Catalonia presses on with independence

Thousands of people took to the streets of Catalonia yesterday to protest against the move to keep the heads of Catalonia's two main separatist groups, Mr Jordi Sanchez and Mr Jordi Cuixart, behind bars.
Thousands of people took to the streets of Catalonia yesterday to protest against the move to keep the heads of Catalonia's two main separatist groups, Mr Jordi Sanchez and Mr Jordi Cuixart, behind bars.PHOTO: EPA-EFE

Crisis heightens as Spanish government jails leaders of activists, sparking large protests

MADRID/BARCELONA • Catalonia refused yesterday to bow to the Spanish government's demand that it renounce a symbolic declaration of independence, setting it on a political collision course with Madrid later this week.

The Spanish government has threatened to put Catalonia, which accounts for a fifth of the economy, under direct central rule if its government does not abandon independence by Thursday.

But Catalonia's government rejected Prime Minister Mariano Rajoy's deadline.

"Giving in forms no part of this government's scenarios," Catalan government spokesman Jordi Turull said. "On Thursday, we won't give anything different than what we gave on Monday."

Spain's Constitutional Court said yesterday the referendum law passed by the Catalan government on Sept 6 to hold the vote on independence was void, a spokesman said. The court had originally suspended the referendum law as it studied its legality, though the Catalan government went ahead with the ballot regardless.

A day earlier, the Madrid High Court upped the stakes in Spain's worst political crisis in decades by jailing the heads of Catalonia's two main separatist groups pending an investigation for alleged sedition.

Catalan leader Carles Puigdemont tweeted following the detentions: "Sadly, we have political prisoners again."

The phrase made a clear allusion to the military dictatorship under General Francisco Franco, when Catalan culture and language were systematically suppressed.

In response, Justice Minister Rafael Catala told reporters the jailing of Mr Jordi Sanchez of the Catalan National Assembly (ANC) and Omnium's Jordi Cuixart was a judicial decision, not a political one.

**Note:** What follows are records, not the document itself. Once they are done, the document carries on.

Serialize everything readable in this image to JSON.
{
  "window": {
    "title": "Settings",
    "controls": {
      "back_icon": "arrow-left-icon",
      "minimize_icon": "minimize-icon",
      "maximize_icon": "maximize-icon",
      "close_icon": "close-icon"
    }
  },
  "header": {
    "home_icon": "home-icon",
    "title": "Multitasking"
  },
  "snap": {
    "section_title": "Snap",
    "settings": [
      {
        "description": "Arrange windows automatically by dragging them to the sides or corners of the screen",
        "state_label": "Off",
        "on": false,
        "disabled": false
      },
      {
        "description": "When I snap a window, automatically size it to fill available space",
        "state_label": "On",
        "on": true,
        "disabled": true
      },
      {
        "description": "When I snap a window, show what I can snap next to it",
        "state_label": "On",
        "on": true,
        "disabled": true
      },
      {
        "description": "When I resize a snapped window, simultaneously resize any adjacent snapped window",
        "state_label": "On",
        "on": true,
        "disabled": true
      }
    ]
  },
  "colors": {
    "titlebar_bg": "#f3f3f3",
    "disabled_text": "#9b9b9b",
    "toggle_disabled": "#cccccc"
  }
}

"We can talk of politicians in prison but not political prisoners," Mr Catala said. "These are not political prisoners because yesterday's prison ruling was due to a (suspected) crime."

Thousands of people took to the streets of Catalonia yesterday to protest against the move to keep Mr Cuixart and Mr Sanchez behind bars. "Repression is not the solution," protesters shouted as hundreds gathered outside the Catalan regional government offices in central Barcelona.

Further protests against the detention of Mr Cuixart and Mr Sanchez were planned yesterday afternoon in front of central government offices in Barcelona, Gerona, Tarragona and Lleida, with a candle-lit protest in Barcelona at 8pm.

The pair nicknamed the "two Jordis" are accused of encouraging a major protest last month as Spanish police raided the Catalan administration's offices in the run-up to the referendum.

Police officers were trapped for hours and their vehicles vandalised as protesters ringed the building, with Mr Cuixart and Mr Sanchez standing atop a police car calling for "permanent mobilisation" against the Spanish state.

The crime of sedition can carry up to 15 years in prison.

That same incident also led to Catalonia's police chief, Mr Josep Lluis Trapero, being investigated for sedition. He is accused of failing to order his force to rescue them from the building. He has not been detained but the High Court banned him from leaving Spain and seized his passport.

Madrid announced late on Monday that it was cutting its growth forecast for next year from 2.6 to 2.3 per cent as the prolonged uncertainty rattled the stock market and nearly 700 companies moved their legal headquarters out of Catalonia.

AGENCE FRANCE-PRESSE, REUTERS

A version of this article appeared in the print edition of The Straits Times on October 18, 2017, with the headline 'Catalonia presses on with independence'. Print Edition | Subscribe